Records excerpted from a collection
::::::::

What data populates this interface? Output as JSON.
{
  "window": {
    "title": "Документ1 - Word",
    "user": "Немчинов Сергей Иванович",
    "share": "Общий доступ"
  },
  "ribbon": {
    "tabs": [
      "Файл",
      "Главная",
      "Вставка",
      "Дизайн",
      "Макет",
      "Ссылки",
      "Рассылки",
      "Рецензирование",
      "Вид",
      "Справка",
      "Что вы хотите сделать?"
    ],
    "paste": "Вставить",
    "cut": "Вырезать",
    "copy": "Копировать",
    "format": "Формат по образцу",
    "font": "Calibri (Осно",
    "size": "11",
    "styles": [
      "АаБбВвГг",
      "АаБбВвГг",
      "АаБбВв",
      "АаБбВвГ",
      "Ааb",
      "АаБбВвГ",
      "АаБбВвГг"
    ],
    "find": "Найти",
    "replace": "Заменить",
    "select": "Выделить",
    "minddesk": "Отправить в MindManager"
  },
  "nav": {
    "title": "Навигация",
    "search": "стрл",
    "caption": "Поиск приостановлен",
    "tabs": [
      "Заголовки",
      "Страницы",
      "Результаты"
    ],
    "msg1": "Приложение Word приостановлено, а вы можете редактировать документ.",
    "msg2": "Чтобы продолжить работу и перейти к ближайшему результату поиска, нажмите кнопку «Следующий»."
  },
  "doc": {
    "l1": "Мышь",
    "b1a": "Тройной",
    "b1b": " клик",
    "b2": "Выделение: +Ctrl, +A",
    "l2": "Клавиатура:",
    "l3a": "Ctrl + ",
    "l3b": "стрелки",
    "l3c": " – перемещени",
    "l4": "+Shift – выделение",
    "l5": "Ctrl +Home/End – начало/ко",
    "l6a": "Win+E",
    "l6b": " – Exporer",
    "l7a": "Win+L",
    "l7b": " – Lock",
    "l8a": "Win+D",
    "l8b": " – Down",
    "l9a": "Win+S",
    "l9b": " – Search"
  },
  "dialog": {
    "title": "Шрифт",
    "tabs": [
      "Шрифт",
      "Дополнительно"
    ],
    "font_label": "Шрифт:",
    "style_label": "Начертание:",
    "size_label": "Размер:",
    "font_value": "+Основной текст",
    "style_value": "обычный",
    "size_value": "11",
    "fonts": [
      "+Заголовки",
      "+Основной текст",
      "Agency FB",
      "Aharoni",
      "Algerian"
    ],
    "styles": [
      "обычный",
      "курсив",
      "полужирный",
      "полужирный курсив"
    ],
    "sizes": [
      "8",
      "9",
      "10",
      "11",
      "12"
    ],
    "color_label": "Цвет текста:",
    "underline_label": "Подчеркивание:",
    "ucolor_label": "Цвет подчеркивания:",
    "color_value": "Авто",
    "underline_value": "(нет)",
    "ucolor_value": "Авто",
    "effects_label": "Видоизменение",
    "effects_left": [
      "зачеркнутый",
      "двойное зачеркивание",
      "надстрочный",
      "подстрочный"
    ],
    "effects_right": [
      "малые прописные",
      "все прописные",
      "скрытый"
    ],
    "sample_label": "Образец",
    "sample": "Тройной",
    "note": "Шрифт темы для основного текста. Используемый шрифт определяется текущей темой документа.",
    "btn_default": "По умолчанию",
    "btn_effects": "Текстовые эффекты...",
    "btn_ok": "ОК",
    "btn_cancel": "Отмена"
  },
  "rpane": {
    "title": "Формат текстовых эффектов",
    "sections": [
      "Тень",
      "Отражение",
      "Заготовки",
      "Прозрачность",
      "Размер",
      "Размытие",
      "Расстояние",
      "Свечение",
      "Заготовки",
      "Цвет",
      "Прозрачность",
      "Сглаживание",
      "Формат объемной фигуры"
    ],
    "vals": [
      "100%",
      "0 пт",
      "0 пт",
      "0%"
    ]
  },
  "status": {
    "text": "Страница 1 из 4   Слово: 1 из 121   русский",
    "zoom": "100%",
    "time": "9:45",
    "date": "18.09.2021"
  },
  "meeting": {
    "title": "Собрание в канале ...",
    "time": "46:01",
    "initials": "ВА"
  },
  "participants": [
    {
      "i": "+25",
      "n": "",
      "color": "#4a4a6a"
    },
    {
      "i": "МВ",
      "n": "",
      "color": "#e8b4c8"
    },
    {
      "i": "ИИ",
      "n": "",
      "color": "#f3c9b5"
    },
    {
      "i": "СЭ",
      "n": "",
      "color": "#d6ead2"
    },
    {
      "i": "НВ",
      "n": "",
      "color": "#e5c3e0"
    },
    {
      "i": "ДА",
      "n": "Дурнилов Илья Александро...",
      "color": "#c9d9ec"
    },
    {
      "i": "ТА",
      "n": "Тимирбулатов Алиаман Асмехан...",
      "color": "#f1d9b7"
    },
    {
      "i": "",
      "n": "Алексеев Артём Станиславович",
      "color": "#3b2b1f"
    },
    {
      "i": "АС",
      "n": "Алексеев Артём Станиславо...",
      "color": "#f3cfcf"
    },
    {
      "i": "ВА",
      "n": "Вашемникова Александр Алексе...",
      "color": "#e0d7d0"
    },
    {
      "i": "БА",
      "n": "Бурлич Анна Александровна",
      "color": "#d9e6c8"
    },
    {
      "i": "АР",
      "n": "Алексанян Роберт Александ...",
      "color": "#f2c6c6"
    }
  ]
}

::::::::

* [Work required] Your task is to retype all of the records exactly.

* [Exercise solution]
What data populates this interface? Output as JSON.
{
  "window": {
    "title": "Документ1 - Word",
    "user": "Немчинов Сергей Иванович",
    "share": "Общий доступ"
  },
  "ribbon": {
    "tabs": [
      "Файл",
      "Главная",
      "Вставка",
      "Дизайн",
      "Макет",
      "Ссылки",
      "Рассылки",
      "Рецензирование",
      "Вид",
      "Справка",
      "Что вы хотите сделать?"
    ],
    "paste": "Вставить",
    "cut": "Вырезать",
    "copy": "Копировать",
    "format": "Формат по образцу",
    "font": "Calibri (Осно",
    "size": "11",
    "styles": [
      "АаБбВвГг",
      "АаБбВвГг",
      "АаБбВв",
      "АаБбВвГ",
      "Ааb",
      "АаБбВвГ",
      "АаБбВвГг"
    ],
    "find": "Найти",
    "replace": "Заменить",
    "select": "Выделить",
    "minddesk": "Отправить в MindManager"
  },
  "nav": {
    "title": "Навигация",
    "search": "стрл",
    "caption": "Поиск приостановлен",
    "tabs": [
      "Заголовки",
      "Страницы",
      "Результаты"
    ],
    "msg1": "Приложение Word приостановлено, а вы можете редактировать документ.",
    "msg2": "Чтобы продолжить работу и перейти к ближайшему результату поиска, нажмите кнопку «Следующий»."
  },
  "doc": {
    "l1": "Мышь",
    "b1a": "Тройной",
    "b1b": " клик",
    "b2": "Выделение: +Ctrl, +A",
    "l2": "Клавиатура:",
    "l3a": "Ctrl + ",
    "l3b": "стрелки",
    "l3c": " – перемещени",
    "l4": "+Shift – выделение",
    "l5": "Ctrl +Home/End – начало/ко",
    "l6a": "Win+E",
    "l6b": " – Exporer",
    "l7a": "Win+L",
    "l7b": " – Lock",
    "l8a": "Win+D",
    "l8b": " – Down",
    "l9a": "Win+S",
    "l9b": " – Search"
  },
  "dialog": {
    "title": "Шрифт",
    "tabs": [
      "Шрифт",
      "Дополнительно"
    ],
    "font_label": "Шрифт:",
    "style_label": "Начертание:",
    "size_label": "Размер:",
    "font_value": "+Основной текст",
    "style_value": "обычный",
    "size_value": "11",
    "fonts": [
      "+Заголовки",
      "+Основной текст",
      "Agency FB",
      "Aharoni",
      "Algerian"
    ],
    "styles": [
      "обычный",
      "курсив",
      "полужирный",
      "полужирный курсив"
    ],
    "sizes": [
      "8",
      "9",
      "10",
      "11",
      "12"
    ],
    "color_label": "Цвет текста:",
    "underline_label": "Подчеркивание:",
    "ucolor_label": "Цвет подчеркивания:",
    "color_value": "Авто",
    "underline_value": "(нет)",
    "ucolor_value": "Авто",
    "effects_label": "Видоизменение",
    "effects_left": [
      "зачеркнутый",
      "двойное зачеркивание",
      "надстрочный",
      "подстрочный"
    ],
    "effects_right": [
      "малые прописные",
      "все прописные",
      "скрытый"
    ],
    "sample_label": "Образец",
    "sample": "Тройной",
    "note": "Шрифт темы для основного текста. Используемый шрифт определяется текущей темой документа.",
    "btn_default": "По умолчанию",
    "btn_effects": "Текстовые эффекты...",
    "btn_ok": "ОК",
    "btn_cancel": "Отмена"
  },
  "rpane": {
    "title": "Формат текстовых эффектов",
    "sections": [
      "Тень",
      "Отражение",
      "Заготовки",
      "Прозрачность",
      "Размер",
      "Размытие",
      "Расстояние",
      "Свечение",
      "Заготовки",
      "Цвет",
      "Прозрачность",
      "Сглаживание",
      "Формат объемной фигуры"
    ],
    "vals": [
      "100%",
      "0 пт",
      "0 пт",
      "0%"
    ]
  },
  "status": {
    "text": "Страница 1 из 4   Слово: 1 из 121   русский",
    "zoom": "100%",
    "time": "9:45",
    "date": "18.09.2021"
  },
  "meeting": {
    "title": "Собрание в канале ...",
    "time": "46:01",
    "initials": "ВА"
  },
  "participants": [
    {
      "i": "+25",
      "n": "",
      "color": "#4a4a6a"
    },
    {
      "i": "МВ",
      "n": "",
      "color": "#e8b4c8"
    },
    {
      "i": "ИИ",
      "n": "",
      "color": "#f3c9b5"
    },
    {
      "i": "СЭ",
      "n": "",
      "color": "#d6ead2"
    },
    {
      "i": "НВ",
      "n": "",
      "color": "#e5c3e0"
    },
    {
      "i": "ДА",
      "n": "Дурнилов Илья Александро...",
      "color": "#c9d9ec"
    },
    {
      "i": "ТА",
      "n": "Тимирбулатов Алиаман Асмехан...",
      "color": "#f1d9b7"
    },
    {
      "i": "",
      "n": "Алексеев Артём Станиславович",
      "color": "#3b2b1f"
    },
    {
      "i": "АС",
      "n": "Алексеев Артём Станиславо...",
      "color": "#f3cfcf"
    },
    {
      "i": "ВА",
      "n": "Вашемникова Александр Алексе...",
      "color": "#e0d7d0"
    },
    {
      "i": "БА",
      "n": "Бурлич Анна Александровна",
      "color": "#d9e6c8"
    },
    {
      "i": "АР",
      "n": "Алексанян Роберт Александ...",
      "color": "#f2c6c6"
    }
  ]
}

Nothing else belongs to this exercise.